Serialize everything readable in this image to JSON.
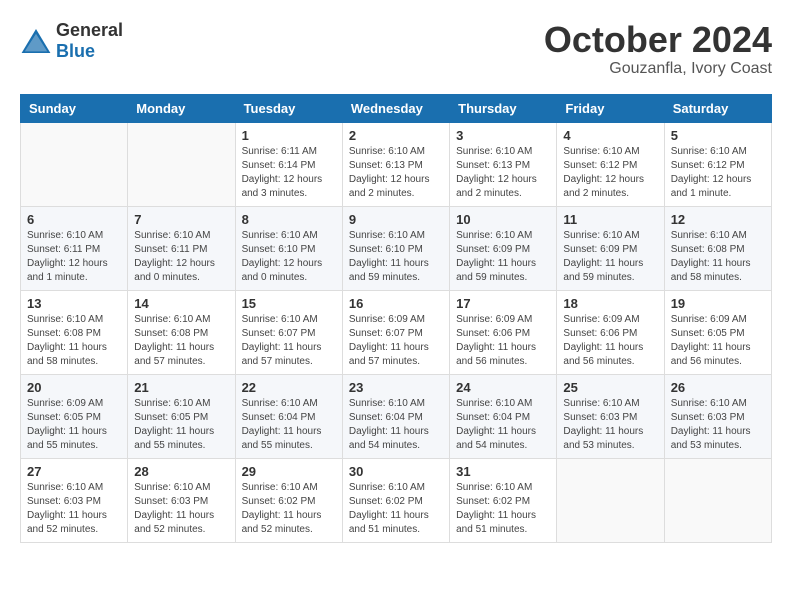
{
  "logo": {
    "general": "General",
    "blue": "Blue"
  },
  "header": {
    "month": "October 2024",
    "location": "Gouzanfla, Ivory Coast"
  },
  "weekdays": [
    "Sunday",
    "Monday",
    "Tuesday",
    "Wednesday",
    "Thursday",
    "Friday",
    "Saturday"
  ],
  "weeks": [
    [
      {
        "day": "",
        "info": ""
      },
      {
        "day": "",
        "info": ""
      },
      {
        "day": "1",
        "info": "Sunrise: 6:11 AM\nSunset: 6:14 PM\nDaylight: 12 hours and 3 minutes."
      },
      {
        "day": "2",
        "info": "Sunrise: 6:10 AM\nSunset: 6:13 PM\nDaylight: 12 hours and 2 minutes."
      },
      {
        "day": "3",
        "info": "Sunrise: 6:10 AM\nSunset: 6:13 PM\nDaylight: 12 hours and 2 minutes."
      },
      {
        "day": "4",
        "info": "Sunrise: 6:10 AM\nSunset: 6:12 PM\nDaylight: 12 hours and 2 minutes."
      },
      {
        "day": "5",
        "info": "Sunrise: 6:10 AM\nSunset: 6:12 PM\nDaylight: 12 hours and 1 minute."
      }
    ],
    [
      {
        "day": "6",
        "info": "Sunrise: 6:10 AM\nSunset: 6:11 PM\nDaylight: 12 hours and 1 minute."
      },
      {
        "day": "7",
        "info": "Sunrise: 6:10 AM\nSunset: 6:11 PM\nDaylight: 12 hours and 0 minutes."
      },
      {
        "day": "8",
        "info": "Sunrise: 6:10 AM\nSunset: 6:10 PM\nDaylight: 12 hours and 0 minutes."
      },
      {
        "day": "9",
        "info": "Sunrise: 6:10 AM\nSunset: 6:10 PM\nDaylight: 11 hours and 59 minutes."
      },
      {
        "day": "10",
        "info": "Sunrise: 6:10 AM\nSunset: 6:09 PM\nDaylight: 11 hours and 59 minutes."
      },
      {
        "day": "11",
        "info": "Sunrise: 6:10 AM\nSunset: 6:09 PM\nDaylight: 11 hours and 59 minutes."
      },
      {
        "day": "12",
        "info": "Sunrise: 6:10 AM\nSunset: 6:08 PM\nDaylight: 11 hours and 58 minutes."
      }
    ],
    [
      {
        "day": "13",
        "info": "Sunrise: 6:10 AM\nSunset: 6:08 PM\nDaylight: 11 hours and 58 minutes."
      },
      {
        "day": "14",
        "info": "Sunrise: 6:10 AM\nSunset: 6:08 PM\nDaylight: 11 hours and 57 minutes."
      },
      {
        "day": "15",
        "info": "Sunrise: 6:10 AM\nSunset: 6:07 PM\nDaylight: 11 hours and 57 minutes."
      },
      {
        "day": "16",
        "info": "Sunrise: 6:09 AM\nSunset: 6:07 PM\nDaylight: 11 hours and 57 minutes."
      },
      {
        "day": "17",
        "info": "Sunrise: 6:09 AM\nSunset: 6:06 PM\nDaylight: 11 hours and 56 minutes."
      },
      {
        "day": "18",
        "info": "Sunrise: 6:09 AM\nSunset: 6:06 PM\nDaylight: 11 hours and 56 minutes."
      },
      {
        "day": "19",
        "info": "Sunrise: 6:09 AM\nSunset: 6:05 PM\nDaylight: 11 hours and 56 minutes."
      }
    ],
    [
      {
        "day": "20",
        "info": "Sunrise: 6:09 AM\nSunset: 6:05 PM\nDaylight: 11 hours and 55 minutes."
      },
      {
        "day": "21",
        "info": "Sunrise: 6:10 AM\nSunset: 6:05 PM\nDaylight: 11 hours and 55 minutes."
      },
      {
        "day": "22",
        "info": "Sunrise: 6:10 AM\nSunset: 6:04 PM\nDaylight: 11 hours and 55 minutes."
      },
      {
        "day": "23",
        "info": "Sunrise: 6:10 AM\nSunset: 6:04 PM\nDaylight: 11 hours and 54 minutes."
      },
      {
        "day": "24",
        "info": "Sunrise: 6:10 AM\nSunset: 6:04 PM\nDaylight: 11 hours and 54 minutes."
      },
      {
        "day": "25",
        "info": "Sunrise: 6:10 AM\nSunset: 6:03 PM\nDaylight: 11 hours and 53 minutes."
      },
      {
        "day": "26",
        "info": "Sunrise: 6:10 AM\nSunset: 6:03 PM\nDaylight: 11 hours and 53 minutes."
      }
    ],
    [
      {
        "day": "27",
        "info": "Sunrise: 6:10 AM\nSunset: 6:03 PM\nDaylight: 11 hours and 52 minutes."
      },
      {
        "day": "28",
        "info": "Sunrise: 6:10 AM\nSunset: 6:03 PM\nDaylight: 11 hours and 52 minutes."
      },
      {
        "day": "29",
        "info": "Sunrise: 6:10 AM\nSunset: 6:02 PM\nDaylight: 11 hours and 52 minutes."
      },
      {
        "day": "30",
        "info": "Sunrise: 6:10 AM\nSunset: 6:02 PM\nDaylight: 11 hours and 51 minutes."
      },
      {
        "day": "31",
        "info": "Sunrise: 6:10 AM\nSunset: 6:02 PM\nDaylight: 11 hours and 51 minutes."
      },
      {
        "day": "",
        "info": ""
      },
      {
        "day": "",
        "info": ""
      }
    ]
  ]
}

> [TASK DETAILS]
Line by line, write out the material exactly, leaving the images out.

> [WORKED SOLUTION]
Serialize everything readable in this image to JSON.
{
  "logo": {
    "general": "General",
    "blue": "Blue"
  },
  "header": {
    "month": "October 2024",
    "location": "Gouzanfla, Ivory Coast"
  },
  "weekdays": [
    "Sunday",
    "Monday",
    "Tuesday",
    "Wednesday",
    "Thursday",
    "Friday",
    "Saturday"
  ],
  "weeks": [
    [
      {
        "day": "",
        "info": ""
      },
      {
        "day": "",
        "info": ""
      },
      {
        "day": "1",
        "info": "Sunrise: 6:11 AM\nSunset: 6:14 PM\nDaylight: 12 hours and 3 minutes."
      },
      {
        "day": "2",
        "info": "Sunrise: 6:10 AM\nSunset: 6:13 PM\nDaylight: 12 hours and 2 minutes."
      },
      {
        "day": "3",
        "info": "Sunrise: 6:10 AM\nSunset: 6:13 PM\nDaylight: 12 hours and 2 minutes."
      },
      {
        "day": "4",
        "info": "Sunrise: 6:10 AM\nSunset: 6:12 PM\nDaylight: 12 hours and 2 minutes."
      },
      {
        "day": "5",
        "info": "Sunrise: 6:10 AM\nSunset: 6:12 PM\nDaylight: 12 hours and 1 minute."
      }
    ],
    [
      {
        "day": "6",
        "info": "Sunrise: 6:10 AM\nSunset: 6:11 PM\nDaylight: 12 hours and 1 minute."
      },
      {
        "day": "7",
        "info": "Sunrise: 6:10 AM\nSunset: 6:11 PM\nDaylight: 12 hours and 0 minutes."
      },
      {
        "day": "8",
        "info": "Sunrise: 6:10 AM\nSunset: 6:10 PM\nDaylight: 12 hours and 0 minutes."
      },
      {
        "day": "9",
        "info": "Sunrise: 6:10 AM\nSunset: 6:10 PM\nDaylight: 11 hours and 59 minutes."
      },
      {
        "day": "10",
        "info": "Sunrise: 6:10 AM\nSunset: 6:09 PM\nDaylight: 11 hours and 59 minutes."
      },
      {
        "day": "11",
        "info": "Sunrise: 6:10 AM\nSunset: 6:09 PM\nDaylight: 11 hours and 59 minutes."
      },
      {
        "day": "12",
        "info": "Sunrise: 6:10 AM\nSunset: 6:08 PM\nDaylight: 11 hours and 58 minutes."
      }
    ],
    [
      {
        "day": "13",
        "info": "Sunrise: 6:10 AM\nSunset: 6:08 PM\nDaylight: 11 hours and 58 minutes."
      },
      {
        "day": "14",
        "info": "Sunrise: 6:10 AM\nSunset: 6:08 PM\nDaylight: 11 hours and 57 minutes."
      },
      {
        "day": "15",
        "info": "Sunrise: 6:10 AM\nSunset: 6:07 PM\nDaylight: 11 hours and 57 minutes."
      },
      {
        "day": "16",
        "info": "Sunrise: 6:09 AM\nSunset: 6:07 PM\nDaylight: 11 hours and 57 minutes."
      },
      {
        "day": "17",
        "info": "Sunrise: 6:09 AM\nSunset: 6:06 PM\nDaylight: 11 hours and 56 minutes."
      },
      {
        "day": "18",
        "info": "Sunrise: 6:09 AM\nSunset: 6:06 PM\nDaylight: 11 hours and 56 minutes."
      },
      {
        "day": "19",
        "info": "Sunrise: 6:09 AM\nSunset: 6:05 PM\nDaylight: 11 hours and 56 minutes."
      }
    ],
    [
      {
        "day": "20",
        "info": "Sunrise: 6:09 AM\nSunset: 6:05 PM\nDaylight: 11 hours and 55 minutes."
      },
      {
        "day": "21",
        "info": "Sunrise: 6:10 AM\nSunset: 6:05 PM\nDaylight: 11 hours and 55 minutes."
      },
      {
        "day": "22",
        "info": "Sunrise: 6:10 AM\nSunset: 6:04 PM\nDaylight: 11 hours and 55 minutes."
      },
      {
        "day": "23",
        "info": "Sunrise: 6:10 AM\nSunset: 6:04 PM\nDaylight: 11 hours and 54 minutes."
      },
      {
        "day": "24",
        "info": "Sunrise: 6:10 AM\nSunset: 6:04 PM\nDaylight: 11 hours and 54 minutes."
      },
      {
        "day": "25",
        "info": "Sunrise: 6:10 AM\nSunset: 6:03 PM\nDaylight: 11 hours and 53 minutes."
      },
      {
        "day": "26",
        "info": "Sunrise: 6:10 AM\nSunset: 6:03 PM\nDaylight: 11 hours and 53 minutes."
      }
    ],
    [
      {
        "day": "27",
        "info": "Sunrise: 6:10 AM\nSunset: 6:03 PM\nDaylight: 11 hours and 52 minutes."
      },
      {
        "day": "28",
        "info": "Sunrise: 6:10 AM\nSunset: 6:03 PM\nDaylight: 11 hours and 52 minutes."
      },
      {
        "day": "29",
        "info": "Sunrise: 6:10 AM\nSunset: 6:02 PM\nDaylight: 11 hours and 52 minutes."
      },
      {
        "day": "30",
        "info": "Sunrise: 6:10 AM\nSunset: 6:02 PM\nDaylight: 11 hours and 51 minutes."
      },
      {
        "day": "31",
        "info": "Sunrise: 6:10 AM\nSunset: 6:02 PM\nDaylight: 11 hours and 51 minutes."
      },
      {
        "day": "",
        "info": ""
      },
      {
        "day": "",
        "info": ""
      }
    ]
  ]
}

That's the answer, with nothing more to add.